Incoming Prime Minister Pierre Trudeau agreed with the importance and urgency of these recommendations and made it a priority to make sure they were acted on. The highest-scale result of this was Canada officially becoming a bilingual country in 1969 (introduced in the Official Languages Act). And by 1971, Canada was pursuing the policy multiculturalism instead of just biculturalism, an incredibly important shift that has eventually led us to the diverse country we are today.

Conclusions

That was quite the informative journey if I do say so myself. It was amazing to see how large of an ideology can sprout from such small becomings. During confederation, it was respectable to see them even giving consideration towards “minority” rights and protection of French culture. Though a small step in the big picture, even just igniting that flame led to something immaculate in the future. Someone (in this case, Pearson) sees an already developing idea as well as the need for improvement and publicizes it, starting an entire new chain of spreading ideas and starting conversations. This is how ideas are formed and implemented. The progress the idea of “multiculturalism” made from 1965-1971 is actually astounding. I am amazed by how much can change in a few short years when it is talked about realistically, and when goals are set and acted on. It is important to understand how ideologies prove their prominence in the world and how they come about to be a integrated part of today’s world. This will keep happening throughout history and more conversations will keep more ideas flowing in and out of the times. I’d still love to know more about what was really in that report, how it became so publicized, and what is actively being acted upon in today’s Canada to make sure our multicultural morals do not fade. All in all, a very interesting research expedition!


 

Sources:

An example for the world?
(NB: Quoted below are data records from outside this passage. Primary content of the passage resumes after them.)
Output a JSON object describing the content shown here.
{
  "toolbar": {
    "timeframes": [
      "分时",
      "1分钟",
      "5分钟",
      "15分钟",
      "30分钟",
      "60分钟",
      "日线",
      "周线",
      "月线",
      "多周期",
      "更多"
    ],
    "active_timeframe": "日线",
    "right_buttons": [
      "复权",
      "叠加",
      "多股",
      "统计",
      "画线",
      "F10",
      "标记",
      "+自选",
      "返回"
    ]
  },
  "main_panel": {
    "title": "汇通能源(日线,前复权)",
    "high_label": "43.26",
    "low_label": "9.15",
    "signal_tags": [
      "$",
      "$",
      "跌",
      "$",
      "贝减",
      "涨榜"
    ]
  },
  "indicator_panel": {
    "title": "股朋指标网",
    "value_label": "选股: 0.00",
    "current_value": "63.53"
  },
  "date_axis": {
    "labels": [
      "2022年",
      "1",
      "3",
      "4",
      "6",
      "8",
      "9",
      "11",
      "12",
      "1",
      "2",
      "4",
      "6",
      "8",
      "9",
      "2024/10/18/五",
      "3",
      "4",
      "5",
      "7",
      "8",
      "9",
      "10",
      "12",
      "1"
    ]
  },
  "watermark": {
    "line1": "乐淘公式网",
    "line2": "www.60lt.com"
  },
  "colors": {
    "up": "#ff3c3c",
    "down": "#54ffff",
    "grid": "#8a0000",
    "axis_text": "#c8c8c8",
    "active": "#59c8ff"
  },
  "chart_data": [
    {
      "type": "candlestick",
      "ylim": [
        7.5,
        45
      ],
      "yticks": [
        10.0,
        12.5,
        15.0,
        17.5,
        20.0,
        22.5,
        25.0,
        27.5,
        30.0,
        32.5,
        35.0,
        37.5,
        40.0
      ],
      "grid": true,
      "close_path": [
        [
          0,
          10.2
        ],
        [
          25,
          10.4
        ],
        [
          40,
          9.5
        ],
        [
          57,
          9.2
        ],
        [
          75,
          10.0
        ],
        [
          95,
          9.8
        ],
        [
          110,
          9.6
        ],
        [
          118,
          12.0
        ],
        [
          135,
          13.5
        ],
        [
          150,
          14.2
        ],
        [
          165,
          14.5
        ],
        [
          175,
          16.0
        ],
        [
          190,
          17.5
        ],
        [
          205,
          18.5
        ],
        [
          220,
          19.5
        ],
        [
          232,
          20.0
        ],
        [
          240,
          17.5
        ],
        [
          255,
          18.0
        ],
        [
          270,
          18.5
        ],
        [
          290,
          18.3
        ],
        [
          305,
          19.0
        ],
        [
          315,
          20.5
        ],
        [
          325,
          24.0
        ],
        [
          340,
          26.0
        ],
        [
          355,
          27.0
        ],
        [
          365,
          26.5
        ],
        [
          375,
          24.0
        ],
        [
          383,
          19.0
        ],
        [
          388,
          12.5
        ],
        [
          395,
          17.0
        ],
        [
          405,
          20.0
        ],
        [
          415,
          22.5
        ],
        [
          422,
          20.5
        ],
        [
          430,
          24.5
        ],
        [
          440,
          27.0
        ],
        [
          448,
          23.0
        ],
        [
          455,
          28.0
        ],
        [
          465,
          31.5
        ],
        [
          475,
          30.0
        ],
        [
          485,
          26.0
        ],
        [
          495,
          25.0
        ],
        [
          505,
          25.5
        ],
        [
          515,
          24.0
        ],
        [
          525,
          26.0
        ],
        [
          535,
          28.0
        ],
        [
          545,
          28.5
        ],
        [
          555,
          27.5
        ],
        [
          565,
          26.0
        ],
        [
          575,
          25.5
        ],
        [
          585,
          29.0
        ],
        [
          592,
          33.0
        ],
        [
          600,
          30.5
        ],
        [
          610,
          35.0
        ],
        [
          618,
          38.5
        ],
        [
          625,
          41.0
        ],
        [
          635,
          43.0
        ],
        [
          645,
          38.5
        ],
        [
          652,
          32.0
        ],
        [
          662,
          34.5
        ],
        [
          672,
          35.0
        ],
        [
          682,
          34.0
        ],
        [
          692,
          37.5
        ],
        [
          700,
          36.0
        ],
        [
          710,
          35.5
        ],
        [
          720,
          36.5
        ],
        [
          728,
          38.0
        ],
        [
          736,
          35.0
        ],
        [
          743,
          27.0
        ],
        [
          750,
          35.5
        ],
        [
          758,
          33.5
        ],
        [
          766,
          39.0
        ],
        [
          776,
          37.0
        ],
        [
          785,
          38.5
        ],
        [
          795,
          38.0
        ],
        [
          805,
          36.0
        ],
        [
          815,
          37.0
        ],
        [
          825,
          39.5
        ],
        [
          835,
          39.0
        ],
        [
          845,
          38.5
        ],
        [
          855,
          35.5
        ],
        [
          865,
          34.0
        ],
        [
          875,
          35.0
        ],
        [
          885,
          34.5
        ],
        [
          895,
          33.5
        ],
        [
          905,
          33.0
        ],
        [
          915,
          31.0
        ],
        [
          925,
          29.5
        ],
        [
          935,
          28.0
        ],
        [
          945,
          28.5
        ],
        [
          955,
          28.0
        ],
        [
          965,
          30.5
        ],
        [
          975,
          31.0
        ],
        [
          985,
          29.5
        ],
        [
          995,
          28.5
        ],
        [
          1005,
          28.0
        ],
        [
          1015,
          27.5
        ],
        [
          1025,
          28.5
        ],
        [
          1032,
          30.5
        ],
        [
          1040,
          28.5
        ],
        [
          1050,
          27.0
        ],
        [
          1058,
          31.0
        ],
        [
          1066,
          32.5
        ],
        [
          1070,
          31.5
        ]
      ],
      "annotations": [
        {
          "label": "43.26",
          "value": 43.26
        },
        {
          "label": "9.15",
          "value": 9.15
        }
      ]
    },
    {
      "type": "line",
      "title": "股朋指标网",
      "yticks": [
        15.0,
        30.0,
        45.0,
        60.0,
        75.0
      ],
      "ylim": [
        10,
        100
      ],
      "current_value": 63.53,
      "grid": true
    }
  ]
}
Confederation and French Canadians

 https://books.google.ca/books?id=C2WmSCOBR2IC&pg=PA480&redir_esc=y#v=onepage&q&f=false
http://www.ocol-clo.gc.ca/en/news/speeches/2013/2013-06-14
https://slmc.uottawa.ca/?q=change_course_rights
https://en.wikipedia.org/wiki/Multiculturalism_in_Canada#cite_note-II2010.-3
http://www.mapleleafweb.com/features/multiculturalism-policy-canada.html